My common town looks so different when I wander it
with a curious stranger, telling the usual stories, how we took
the beer money to put in the grand stained glass windows.
The sky so blue that one could believe in forgiveness,
that our blunders and our grand ambitions will all be forgiven.
So much wasted time, yet the world seems almost intact.
Even the empty chairs are exactly where they should be.
The yellow sign is not the sun. But we get plenty of sun.
The neighbors can talk all morning and we’ll talk right back,
we don’t claim to be great but we are pretty good,
humble too but not in the dark Puritan way, more like
the common unlovely robins than the worms they live on,
the robins that lay their powder-blue eggs and let the shells
fall where they may, the prettiest parts of their lives, tossed
after a week or two. The days scroll past, dusky-rose evenings
glaring at the tv, red dawns groaned into the pillow,
sleeping off the latest mistakes. It would be easier without
the fear. But where do we put that down to rest, whose pockets

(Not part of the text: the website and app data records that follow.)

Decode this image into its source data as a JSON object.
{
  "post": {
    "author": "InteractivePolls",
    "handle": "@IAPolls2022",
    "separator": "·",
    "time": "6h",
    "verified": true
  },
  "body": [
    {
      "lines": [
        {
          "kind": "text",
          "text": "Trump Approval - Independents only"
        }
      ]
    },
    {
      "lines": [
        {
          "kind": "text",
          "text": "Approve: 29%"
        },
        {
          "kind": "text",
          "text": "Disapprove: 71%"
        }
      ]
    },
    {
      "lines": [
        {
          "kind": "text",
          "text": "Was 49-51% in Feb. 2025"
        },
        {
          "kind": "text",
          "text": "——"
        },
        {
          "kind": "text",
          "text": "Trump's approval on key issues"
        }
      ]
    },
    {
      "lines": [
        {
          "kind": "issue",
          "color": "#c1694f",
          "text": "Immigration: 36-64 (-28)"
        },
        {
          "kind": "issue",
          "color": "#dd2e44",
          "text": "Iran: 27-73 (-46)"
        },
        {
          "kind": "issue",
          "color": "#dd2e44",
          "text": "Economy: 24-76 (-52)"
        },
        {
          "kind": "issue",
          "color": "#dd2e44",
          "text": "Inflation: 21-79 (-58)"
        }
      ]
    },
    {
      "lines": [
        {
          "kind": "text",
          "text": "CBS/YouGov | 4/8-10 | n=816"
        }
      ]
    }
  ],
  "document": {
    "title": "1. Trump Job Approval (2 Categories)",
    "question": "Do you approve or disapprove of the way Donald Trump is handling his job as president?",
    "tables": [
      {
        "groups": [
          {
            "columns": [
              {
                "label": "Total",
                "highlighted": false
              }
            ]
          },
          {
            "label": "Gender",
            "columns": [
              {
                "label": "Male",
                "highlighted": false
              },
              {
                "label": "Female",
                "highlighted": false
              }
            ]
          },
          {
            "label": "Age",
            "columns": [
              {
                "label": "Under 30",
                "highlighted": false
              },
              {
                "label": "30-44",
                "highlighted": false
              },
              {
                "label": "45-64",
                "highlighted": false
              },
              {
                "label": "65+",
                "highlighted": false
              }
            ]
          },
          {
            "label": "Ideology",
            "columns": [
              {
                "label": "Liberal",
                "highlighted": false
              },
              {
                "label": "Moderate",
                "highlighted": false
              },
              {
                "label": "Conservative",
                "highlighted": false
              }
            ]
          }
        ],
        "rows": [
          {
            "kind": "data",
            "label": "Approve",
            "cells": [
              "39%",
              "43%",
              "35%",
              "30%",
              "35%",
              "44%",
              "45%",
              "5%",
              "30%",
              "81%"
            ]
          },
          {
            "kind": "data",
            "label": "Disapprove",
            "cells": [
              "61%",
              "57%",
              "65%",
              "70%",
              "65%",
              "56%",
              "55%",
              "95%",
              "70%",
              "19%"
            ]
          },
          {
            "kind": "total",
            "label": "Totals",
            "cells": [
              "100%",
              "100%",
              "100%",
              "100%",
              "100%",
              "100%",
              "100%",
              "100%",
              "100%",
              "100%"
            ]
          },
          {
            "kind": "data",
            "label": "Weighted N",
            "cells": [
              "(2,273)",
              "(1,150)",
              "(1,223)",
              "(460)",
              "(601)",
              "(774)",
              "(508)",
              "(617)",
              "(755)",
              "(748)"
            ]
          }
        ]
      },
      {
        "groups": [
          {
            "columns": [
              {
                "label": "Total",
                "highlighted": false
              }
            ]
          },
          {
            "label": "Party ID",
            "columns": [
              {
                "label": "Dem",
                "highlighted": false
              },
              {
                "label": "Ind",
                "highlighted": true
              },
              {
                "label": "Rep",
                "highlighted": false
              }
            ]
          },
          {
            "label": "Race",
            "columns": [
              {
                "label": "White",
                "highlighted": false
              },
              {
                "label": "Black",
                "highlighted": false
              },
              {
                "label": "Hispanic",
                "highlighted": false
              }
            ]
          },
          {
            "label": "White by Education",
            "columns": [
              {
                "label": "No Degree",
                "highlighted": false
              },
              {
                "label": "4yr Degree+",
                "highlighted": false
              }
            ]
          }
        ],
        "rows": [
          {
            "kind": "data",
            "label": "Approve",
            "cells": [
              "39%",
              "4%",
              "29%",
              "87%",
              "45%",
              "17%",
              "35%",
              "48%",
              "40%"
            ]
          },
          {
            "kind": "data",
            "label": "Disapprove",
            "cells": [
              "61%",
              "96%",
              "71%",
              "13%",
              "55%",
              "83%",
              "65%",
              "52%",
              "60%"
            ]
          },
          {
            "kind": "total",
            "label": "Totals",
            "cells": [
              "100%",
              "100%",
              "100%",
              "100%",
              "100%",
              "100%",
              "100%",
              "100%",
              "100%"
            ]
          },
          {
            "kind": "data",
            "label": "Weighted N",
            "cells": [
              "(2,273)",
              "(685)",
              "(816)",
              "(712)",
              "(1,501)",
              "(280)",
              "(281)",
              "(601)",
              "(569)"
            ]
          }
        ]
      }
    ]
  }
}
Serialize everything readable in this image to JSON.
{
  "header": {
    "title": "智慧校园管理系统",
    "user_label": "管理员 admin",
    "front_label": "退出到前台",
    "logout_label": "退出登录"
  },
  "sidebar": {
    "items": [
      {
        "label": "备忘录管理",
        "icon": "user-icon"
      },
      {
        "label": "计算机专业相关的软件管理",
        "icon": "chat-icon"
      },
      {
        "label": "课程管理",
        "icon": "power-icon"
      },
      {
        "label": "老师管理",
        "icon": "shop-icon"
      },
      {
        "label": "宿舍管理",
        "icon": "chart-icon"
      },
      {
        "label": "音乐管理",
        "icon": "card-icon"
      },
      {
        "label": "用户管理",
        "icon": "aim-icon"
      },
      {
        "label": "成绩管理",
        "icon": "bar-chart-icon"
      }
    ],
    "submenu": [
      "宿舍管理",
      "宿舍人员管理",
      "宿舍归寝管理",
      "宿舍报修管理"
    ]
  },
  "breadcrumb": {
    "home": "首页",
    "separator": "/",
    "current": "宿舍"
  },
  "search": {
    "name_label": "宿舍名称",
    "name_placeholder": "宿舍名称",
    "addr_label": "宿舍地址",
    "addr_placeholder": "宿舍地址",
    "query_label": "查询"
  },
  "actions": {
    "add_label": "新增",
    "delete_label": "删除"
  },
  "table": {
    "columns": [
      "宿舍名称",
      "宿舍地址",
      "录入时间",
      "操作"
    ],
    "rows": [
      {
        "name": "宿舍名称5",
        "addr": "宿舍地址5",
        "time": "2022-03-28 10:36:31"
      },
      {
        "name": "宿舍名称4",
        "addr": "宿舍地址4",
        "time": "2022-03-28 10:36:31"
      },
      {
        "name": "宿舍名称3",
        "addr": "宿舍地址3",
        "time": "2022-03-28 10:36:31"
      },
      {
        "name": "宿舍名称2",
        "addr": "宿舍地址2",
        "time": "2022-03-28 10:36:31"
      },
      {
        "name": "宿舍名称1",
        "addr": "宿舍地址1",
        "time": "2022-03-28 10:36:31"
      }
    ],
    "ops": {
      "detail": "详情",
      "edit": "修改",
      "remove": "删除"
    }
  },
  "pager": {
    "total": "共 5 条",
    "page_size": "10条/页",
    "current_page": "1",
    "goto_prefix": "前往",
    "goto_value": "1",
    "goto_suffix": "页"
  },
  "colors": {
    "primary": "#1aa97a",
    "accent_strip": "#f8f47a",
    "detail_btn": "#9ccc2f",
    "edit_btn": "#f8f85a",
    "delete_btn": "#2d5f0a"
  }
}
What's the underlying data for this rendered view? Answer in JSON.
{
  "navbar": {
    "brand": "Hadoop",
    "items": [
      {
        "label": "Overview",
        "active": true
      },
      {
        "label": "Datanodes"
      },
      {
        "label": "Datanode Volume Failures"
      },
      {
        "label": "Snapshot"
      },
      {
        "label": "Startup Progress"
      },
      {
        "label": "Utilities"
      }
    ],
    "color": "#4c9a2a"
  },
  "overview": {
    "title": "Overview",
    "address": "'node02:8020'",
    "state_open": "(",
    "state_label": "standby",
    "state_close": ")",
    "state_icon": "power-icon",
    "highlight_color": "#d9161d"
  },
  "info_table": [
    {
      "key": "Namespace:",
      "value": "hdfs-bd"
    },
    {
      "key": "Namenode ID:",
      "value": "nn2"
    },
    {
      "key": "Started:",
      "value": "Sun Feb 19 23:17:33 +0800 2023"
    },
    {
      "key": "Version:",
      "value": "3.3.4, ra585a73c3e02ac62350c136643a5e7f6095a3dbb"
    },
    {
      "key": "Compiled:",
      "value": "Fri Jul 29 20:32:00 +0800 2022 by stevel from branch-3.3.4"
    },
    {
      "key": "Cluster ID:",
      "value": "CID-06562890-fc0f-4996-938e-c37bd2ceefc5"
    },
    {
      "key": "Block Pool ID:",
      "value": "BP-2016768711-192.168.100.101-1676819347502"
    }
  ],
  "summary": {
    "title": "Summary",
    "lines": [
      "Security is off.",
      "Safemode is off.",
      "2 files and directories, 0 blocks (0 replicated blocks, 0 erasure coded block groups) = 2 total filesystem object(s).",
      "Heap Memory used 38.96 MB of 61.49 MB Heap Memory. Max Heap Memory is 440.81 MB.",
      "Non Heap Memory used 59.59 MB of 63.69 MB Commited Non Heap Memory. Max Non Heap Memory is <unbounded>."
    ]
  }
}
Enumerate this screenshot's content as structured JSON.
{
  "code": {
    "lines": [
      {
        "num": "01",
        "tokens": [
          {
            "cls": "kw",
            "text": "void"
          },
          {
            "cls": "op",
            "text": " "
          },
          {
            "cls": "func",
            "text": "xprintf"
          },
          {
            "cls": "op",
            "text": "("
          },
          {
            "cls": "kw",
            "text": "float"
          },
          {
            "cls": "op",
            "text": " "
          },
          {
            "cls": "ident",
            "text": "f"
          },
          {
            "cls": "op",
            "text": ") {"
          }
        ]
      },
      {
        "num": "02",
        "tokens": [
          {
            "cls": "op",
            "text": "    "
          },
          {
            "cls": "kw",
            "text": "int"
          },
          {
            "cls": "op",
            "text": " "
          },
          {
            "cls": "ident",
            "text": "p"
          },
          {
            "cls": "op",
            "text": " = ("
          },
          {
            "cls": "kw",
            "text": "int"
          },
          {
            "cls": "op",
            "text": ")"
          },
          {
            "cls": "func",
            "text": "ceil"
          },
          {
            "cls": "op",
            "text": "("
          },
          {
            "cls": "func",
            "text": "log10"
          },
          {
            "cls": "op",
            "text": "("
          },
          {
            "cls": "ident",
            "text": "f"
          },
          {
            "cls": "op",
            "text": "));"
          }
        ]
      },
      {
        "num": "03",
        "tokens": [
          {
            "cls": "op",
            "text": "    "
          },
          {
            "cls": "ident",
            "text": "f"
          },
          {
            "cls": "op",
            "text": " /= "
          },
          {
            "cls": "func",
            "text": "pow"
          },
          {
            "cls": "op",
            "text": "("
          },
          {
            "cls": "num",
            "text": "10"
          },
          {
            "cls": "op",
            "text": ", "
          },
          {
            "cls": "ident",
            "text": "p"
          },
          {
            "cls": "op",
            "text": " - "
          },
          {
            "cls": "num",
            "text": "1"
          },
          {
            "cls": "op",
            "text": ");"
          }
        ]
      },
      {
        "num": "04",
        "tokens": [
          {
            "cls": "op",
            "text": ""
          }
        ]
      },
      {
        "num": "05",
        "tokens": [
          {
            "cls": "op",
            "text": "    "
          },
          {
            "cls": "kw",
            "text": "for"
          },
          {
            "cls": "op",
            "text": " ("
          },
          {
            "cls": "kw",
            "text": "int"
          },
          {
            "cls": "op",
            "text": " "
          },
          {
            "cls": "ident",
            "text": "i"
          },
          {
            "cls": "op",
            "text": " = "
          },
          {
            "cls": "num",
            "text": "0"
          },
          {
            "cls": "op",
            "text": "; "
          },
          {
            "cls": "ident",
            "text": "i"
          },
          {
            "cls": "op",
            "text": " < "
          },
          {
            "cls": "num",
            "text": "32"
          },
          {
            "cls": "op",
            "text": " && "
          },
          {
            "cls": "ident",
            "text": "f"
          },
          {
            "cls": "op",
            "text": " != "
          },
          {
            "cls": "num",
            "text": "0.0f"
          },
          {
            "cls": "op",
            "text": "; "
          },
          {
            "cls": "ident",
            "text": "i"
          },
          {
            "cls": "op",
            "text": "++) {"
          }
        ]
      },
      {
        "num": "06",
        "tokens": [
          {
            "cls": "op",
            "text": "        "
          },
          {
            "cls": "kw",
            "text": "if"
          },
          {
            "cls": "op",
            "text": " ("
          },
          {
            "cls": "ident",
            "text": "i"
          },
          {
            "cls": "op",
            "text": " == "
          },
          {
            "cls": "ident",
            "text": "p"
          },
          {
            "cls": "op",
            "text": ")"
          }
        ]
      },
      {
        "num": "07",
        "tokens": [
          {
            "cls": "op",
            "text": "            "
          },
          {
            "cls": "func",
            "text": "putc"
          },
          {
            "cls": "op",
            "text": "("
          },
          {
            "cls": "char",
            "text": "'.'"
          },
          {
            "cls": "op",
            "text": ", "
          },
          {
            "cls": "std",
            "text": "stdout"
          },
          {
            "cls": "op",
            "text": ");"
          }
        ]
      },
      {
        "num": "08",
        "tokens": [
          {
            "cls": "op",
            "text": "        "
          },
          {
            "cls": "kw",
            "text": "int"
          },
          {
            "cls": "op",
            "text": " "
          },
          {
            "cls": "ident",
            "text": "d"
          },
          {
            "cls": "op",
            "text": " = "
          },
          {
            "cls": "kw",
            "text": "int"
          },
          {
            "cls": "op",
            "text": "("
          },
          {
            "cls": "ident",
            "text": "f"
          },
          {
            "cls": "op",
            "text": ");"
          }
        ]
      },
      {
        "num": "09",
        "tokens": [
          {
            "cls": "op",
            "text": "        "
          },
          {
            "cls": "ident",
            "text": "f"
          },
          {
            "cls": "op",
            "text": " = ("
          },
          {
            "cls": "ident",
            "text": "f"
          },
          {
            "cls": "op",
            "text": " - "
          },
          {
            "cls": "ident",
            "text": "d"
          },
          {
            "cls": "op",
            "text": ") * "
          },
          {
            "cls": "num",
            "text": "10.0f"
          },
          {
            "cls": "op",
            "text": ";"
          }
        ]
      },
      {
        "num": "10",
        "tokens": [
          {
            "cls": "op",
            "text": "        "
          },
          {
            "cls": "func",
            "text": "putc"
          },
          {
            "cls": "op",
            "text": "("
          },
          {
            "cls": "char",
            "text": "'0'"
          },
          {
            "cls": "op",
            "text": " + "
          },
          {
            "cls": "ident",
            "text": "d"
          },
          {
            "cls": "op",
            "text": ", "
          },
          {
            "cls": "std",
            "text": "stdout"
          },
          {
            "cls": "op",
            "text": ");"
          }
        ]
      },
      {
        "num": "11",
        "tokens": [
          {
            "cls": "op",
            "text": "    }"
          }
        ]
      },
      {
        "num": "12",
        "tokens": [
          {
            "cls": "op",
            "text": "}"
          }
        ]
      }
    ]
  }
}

are big enough to hide it? It’s true that worry never saved
anybody, but sunny optimism only works for Rudy, and
every time he says Never better! he’s closer to a bruising.
Sure, the bald cypress is beating the odds again, sure
the mallards are shiny and plump with lust and spring,
their eggs warming in the flower beds. Who can live on that?